Vonn soars highest in Cortina downhill, but it was big air for all
Lindsey Vonn reached the sky in Saturday's downhill in Cortina, winning the 30th race of her World Cup career, but everyone in the race got a surprising amount of air time over the biggest jump on the course.
"That's the thing with the jumps here. Everyone flies pretty far in the training runs but it's always on race day that everyone's charging harder, you have faster wax on and that jump always carries more than you expect. I definitely did the window roll-down," said Vonn, who beat Maria Riesch by 0.42 seconds, building speed throughout her run to win the race in the bottom split before the finish.
Even racers in the tightest tucks ended up pedaling their hands a bit before landing the jump, which comes after the steepest part of the course called Tofana.
"The problem is we're landing on the flat," said Switzerland's Fraenzi Aufdenblatten, who was seventh Saturday within a very tight group of top 8 finishers, all within two tenths of a second from the podium, which was also shared by Anja Paerson and Nadja Kamer, who tied for third place, 0.86 seconds behind Vonn.
"In the race we're taking a little bit more risk so that jump, it's like a rocket," Aufdenblatten said, adding that the jump is part of what makes Cortina one of the most exciting courses on the downhill circuit. "The bad thing is because you know it's going to be that flat so it's like, 'Woah.' It's really preparing every muscle you have to be ready and hoping that you're in the right spot. Because if you're behind, you have a lot of time to think because you can't do anything [in the air]."
Riesch, who had never done better than 10th in the Cortina downhill, said she has come a long way refining her form over jumps. Still, the post-Tofana jump gave her a little jolt and despite her aerodynamic tuck, one hand started flapping a bit before the landing.
"That was HUGE, I was a little bit shocked," she said. "When I was younger, I was not a good jumper. Always I was like this [leaning back] or my skis went up and now I always try to have perfect tension right when I get air. I always lift my legs a little bit because when I push it down I don't find the right place, then I get a rebound. Sometimes I'm flying higher and wider, but I'm always compact."
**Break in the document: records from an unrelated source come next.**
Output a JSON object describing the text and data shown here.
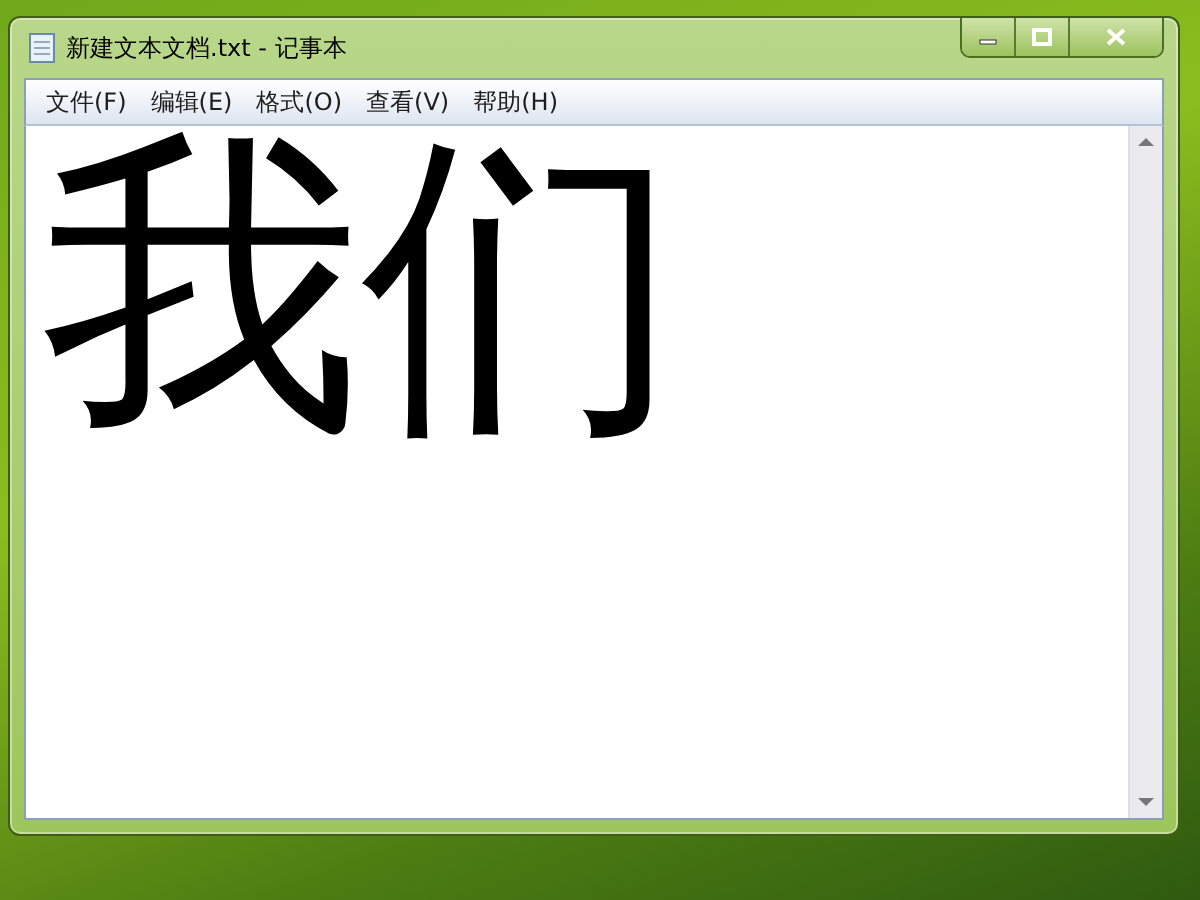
{
  "window": {
    "title": "新建文本文档.txt - 记事本"
  },
  "menu": [
    {
      "label": "文件(F)"
    },
    {
      "label": "编辑(E)"
    },
    {
      "label": "格式(O)"
    },
    {
      "label": "查看(V)"
    },
    {
      "label": "帮助(H)"
    }
  ],
  "document": {
    "text": "我们"
  }
}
With her weak knee weighing heavily on her mind, the big jump was a large factor in the mental obstacles that plagued Paerson all day ... before and during the race.
"I told one of my coaches at the top that it's a 50-50 chance that I'm in the net or in the finish today," Paerson said. "I tried to be aggressive but I was really nervous over that jump. As you see today, everyone is like three or four meters [off the ground] and you're just straightening your body because you want to land. Sometimes you have some stuff in your head, you just don't see your line clearly and you just don't get your plan in there perfectly. I'm just happy to be down and happy to be on the podium today."
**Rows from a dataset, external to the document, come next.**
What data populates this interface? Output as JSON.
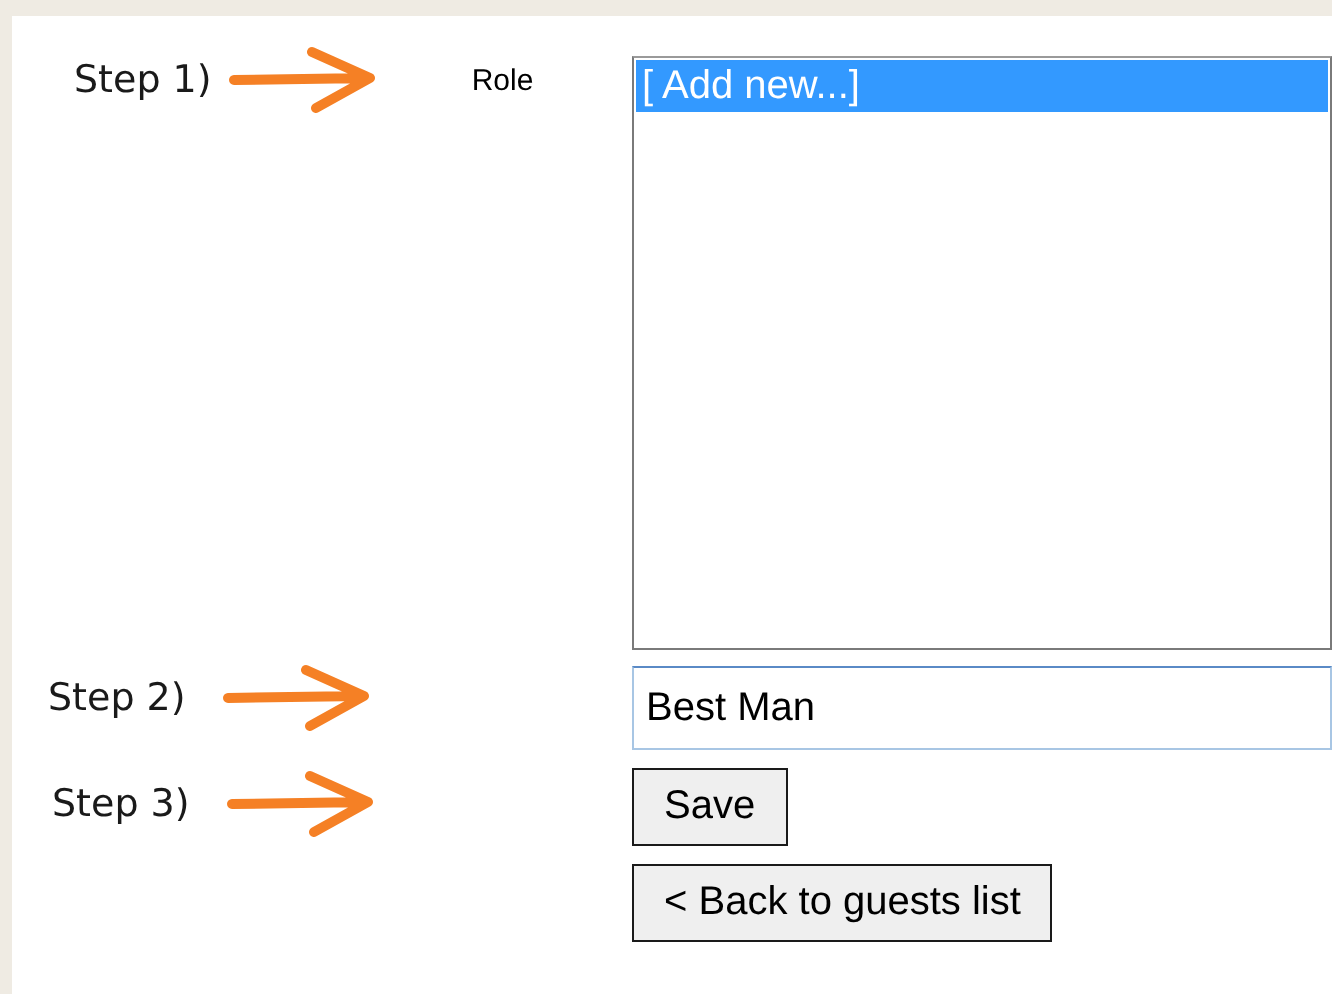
{
  "steps": [
    {
      "label": "Step 1)"
    },
    {
      "label": "Step 2)"
    },
    {
      "label": "Step 3)"
    }
  ],
  "role": {
    "label": "Role",
    "options": [
      {
        "text": "[ Add new...]",
        "selected": true
      }
    ]
  },
  "name_field": {
    "value": "Best Man"
  },
  "buttons": [
    {
      "label": "Save"
    },
    {
      "label": "< Back to guests list"
    }
  ]
}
As for the 0.42 seconds by which she lost the victory, Riesch is convinced it's because her skis didn't carry her quickly enough through the flats at the bottom of the course ... because her run was close to perfect.
"I had a nearly perfect run but still ... until the last intermediate it seemed like maybe she [Vonn] was slower," Riesch said. "I'm sure it's the skis in the flats. I'm sure. Because how can you explain four tenths? That's a lot for one section. I had a good run. I didn't make a mistake or anything."
When asked if she would consider trying longer skis, Riesch said it would be a risky time to do so right before the Olympics.
"It's tough now to start thinking about it," she said. "Maybe I'll try it in St. Moritz in the training run ... once. But it's a hard decision now because I'm coming along good with my equipment and it's so short before the Olympic Games."
The FIS Audi women's World Cup wraps up Sunday in Cortina with giant slalom.
by Shauna Farnell